Two new research projects which hope to unlock the secrets of Covid-19 have received funding, thanks to a significant donation from a private individual and ongoing fundraising by the University of Dundee.

Dr Amelia Shoemark, from the University's School of Medicine, was one of the successful recipients. Her project will focus on how Covid-19 can cause long-term damage to a person's airways that can expose the lungs to re-infection. She hopes her research will help identify who is at increased risk of airway damage and which treatments will reduce this risk.

Dr Alistair Geddes and Jaqueline Malcolm from the School of Geography and DJCAD were also successful. Together, they will lead a multidisciplinary project using health and socio-economic data to investigate how Covid-19 has affected health and inequalities in the Dundee area. 

In 2021, Professor James Chalmers and Dr Charis Marwick received funding to help them react quickly to emerging concepts in the early stages of Coronavirus research.

Professor James Chalmers received funding to advance his research towards developing a simple blood test that could identify patients at increased risk of death from Covid-19. His study found that the immune system responds differently to Covid-19 than other types of infection.

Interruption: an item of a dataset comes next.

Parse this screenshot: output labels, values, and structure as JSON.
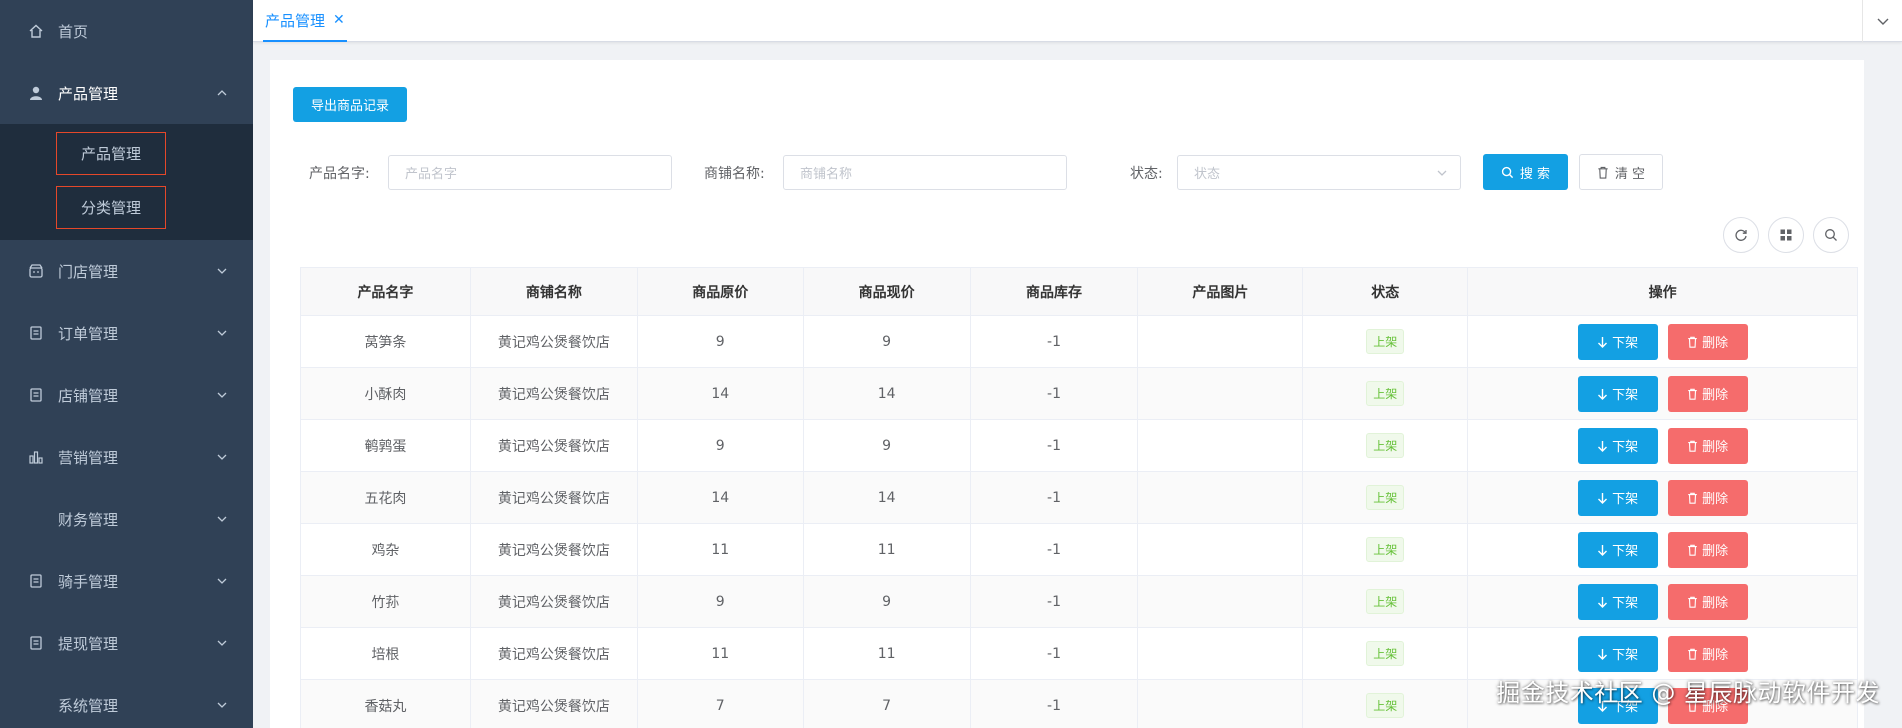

He and his team also developed blood tests that could identify patients at higher risk of developing complications or who might respond to different kinds of treatment.

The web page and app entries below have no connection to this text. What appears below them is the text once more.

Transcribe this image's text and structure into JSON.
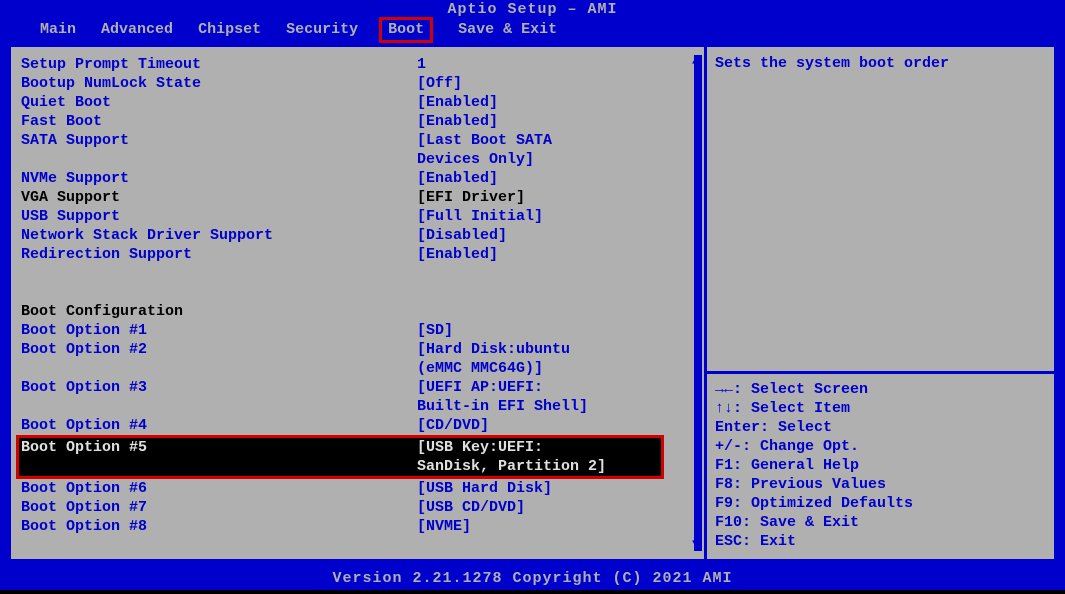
{
  "title": "Aptio Setup – AMI",
  "menus": {
    "main": "Main",
    "advanced": "Advanced",
    "chipset": "Chipset",
    "security": "Security",
    "boot": "Boot",
    "save": "Save & Exit"
  },
  "settings": {
    "prompt_timeout": {
      "label": "Setup Prompt Timeout",
      "value": "1"
    },
    "numlock": {
      "label": "Bootup NumLock State",
      "value": "[Off]"
    },
    "quiet": {
      "label": "Quiet Boot",
      "value": "[Enabled]"
    },
    "fast": {
      "label": "Fast Boot",
      "value": "[Enabled]"
    },
    "sata": {
      "label": " SATA Support",
      "value": "[Last Boot SATA",
      "value2": "Devices Only]"
    },
    "nvme": {
      "label": " NVMe Support",
      "value": "[Enabled]"
    },
    "vga": {
      "label": " VGA Support",
      "value": "[EFI Driver]"
    },
    "usb": {
      "label": " USB Support",
      "value": "[Full Initial]"
    },
    "net": {
      "label": " Network Stack Driver Support",
      "value": "[Disabled]"
    },
    "redir": {
      "label": " Redirection Support",
      "value": "[Enabled]"
    }
  },
  "boot_section": "Boot Configuration",
  "boot_options": {
    "o1": {
      "label": "Boot Option #1",
      "value": "[SD]"
    },
    "o2": {
      "label": "Boot Option #2",
      "value": "[Hard Disk:ubuntu",
      "value2": "(eMMC MMC64G)]"
    },
    "o3": {
      "label": "Boot Option #3",
      "value": "[UEFI AP:UEFI:",
      "value2": "Built-in EFI Shell]"
    },
    "o4": {
      "label": "Boot Option #4",
      "value": "[CD/DVD]"
    },
    "o5": {
      "label": "Boot Option #5",
      "value": "[USB Key:UEFI:",
      "value2": "SanDisk, Partition 2]"
    },
    "o6": {
      "label": "Boot Option #6",
      "value": "[USB Hard Disk]"
    },
    "o7": {
      "label": "Boot Option #7",
      "value": "[USB CD/DVD]"
    },
    "o8": {
      "label": "Boot Option #8",
      "value": "[NVME]"
    }
  },
  "help": {
    "description": "Sets the system boot order",
    "k1": "→←: Select Screen",
    "k2": "↑↓: Select Item",
    "k3": "Enter: Select",
    "k4": "+/-: Change Opt.",
    "k5": "F1: General Help",
    "k6": "F8: Previous Values",
    "k7": "F9: Optimized Defaults",
    "k8": "F10: Save & Exit",
    "k9": "ESC: Exit"
  },
  "footer": "Version 2.21.1278 Copyright (C) 2021 AMI"
}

Dr Charis Marwick, an expert in infectious diseases at the University’s School of Medicine, was awarded funding to examine the disproportionate impact the virus had on care homes. She is now using newly available data showing Covid-19 infection rates in communities surrounding care homes to analyse the risk of an outbreak within the care home.

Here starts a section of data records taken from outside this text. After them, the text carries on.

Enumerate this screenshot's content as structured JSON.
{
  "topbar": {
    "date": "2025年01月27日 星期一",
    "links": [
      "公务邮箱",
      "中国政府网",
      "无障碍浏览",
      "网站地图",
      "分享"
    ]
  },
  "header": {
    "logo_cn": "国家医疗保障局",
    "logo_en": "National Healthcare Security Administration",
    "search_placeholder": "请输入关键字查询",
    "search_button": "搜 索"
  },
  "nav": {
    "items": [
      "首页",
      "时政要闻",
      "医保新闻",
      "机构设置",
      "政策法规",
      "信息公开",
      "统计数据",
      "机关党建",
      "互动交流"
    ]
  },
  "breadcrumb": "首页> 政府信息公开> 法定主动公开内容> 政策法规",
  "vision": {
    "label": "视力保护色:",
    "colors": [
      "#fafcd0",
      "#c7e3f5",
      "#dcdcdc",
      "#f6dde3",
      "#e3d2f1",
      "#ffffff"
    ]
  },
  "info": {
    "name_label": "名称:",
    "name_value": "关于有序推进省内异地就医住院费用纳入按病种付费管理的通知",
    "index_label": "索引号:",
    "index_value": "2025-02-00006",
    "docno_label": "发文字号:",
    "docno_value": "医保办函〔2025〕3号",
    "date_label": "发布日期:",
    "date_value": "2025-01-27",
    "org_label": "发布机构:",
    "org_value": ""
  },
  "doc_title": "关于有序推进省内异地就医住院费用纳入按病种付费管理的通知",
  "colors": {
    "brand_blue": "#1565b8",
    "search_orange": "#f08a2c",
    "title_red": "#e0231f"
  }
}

The Coronavirus Research Fundraising Campaign was established early in the pandemic to assist the scientific community with its research into the disease. The fund was set up to give researchers access to fast funding to be able to react quickly in a rapidly changing environment.

Our scientists and researchers are working hard to understand the immediate and long-term impact of Covid-19. Our work has been recognised as excellent and has attracted funding from the Chief Scientist’s Office, the Wellcome Trust and the Bill & Melinda Gates Foundation, amongst other key research funding institutes.

We greatly appreciate the help received from funders. Your donations allow our brightest minds to analyse the virus and its impact in greater detail, which will help ensure we never have to endure the painful separation from loved ones and sacrifice our day-to-day lives again.

We must continue their work if we are to understand the consequences of Covid-19 and prevent future viral pandemics. Your donation, whatever its size, will help vital research - the results of which will have a long-lasting impact on society.

Thank you

“We are delighted to be able to support the University of Dundee Coronavirus Research Fundraising Campaign. We strongly believe that research is the only way to protect people from Covid-19. The medical community has never faced a more urgent need for research than the unprecedented situation we face today.  We know that scientists here in Dundee have the skills and expertise to improve outcomes and deliver results for our local communities and we are privileged to be able to help progress this vital research further and faster.”

The Trustees, Northwood Charitable Trust, the associated charity of the Thomson family

Find out more about our coronavirus research below

school of life sciences building
View New Coronavirus Toolkit allows for ‘open access’ of antibodies and genetic tools to further global research into Covid-19 variants

Press release

An international consortium, led by scientists in Scotland, have devised a Coronavirus Toolkit which gives researchers from across the world open access to a wide range of materials to further Covid-19 research.

Published on 25 February 2021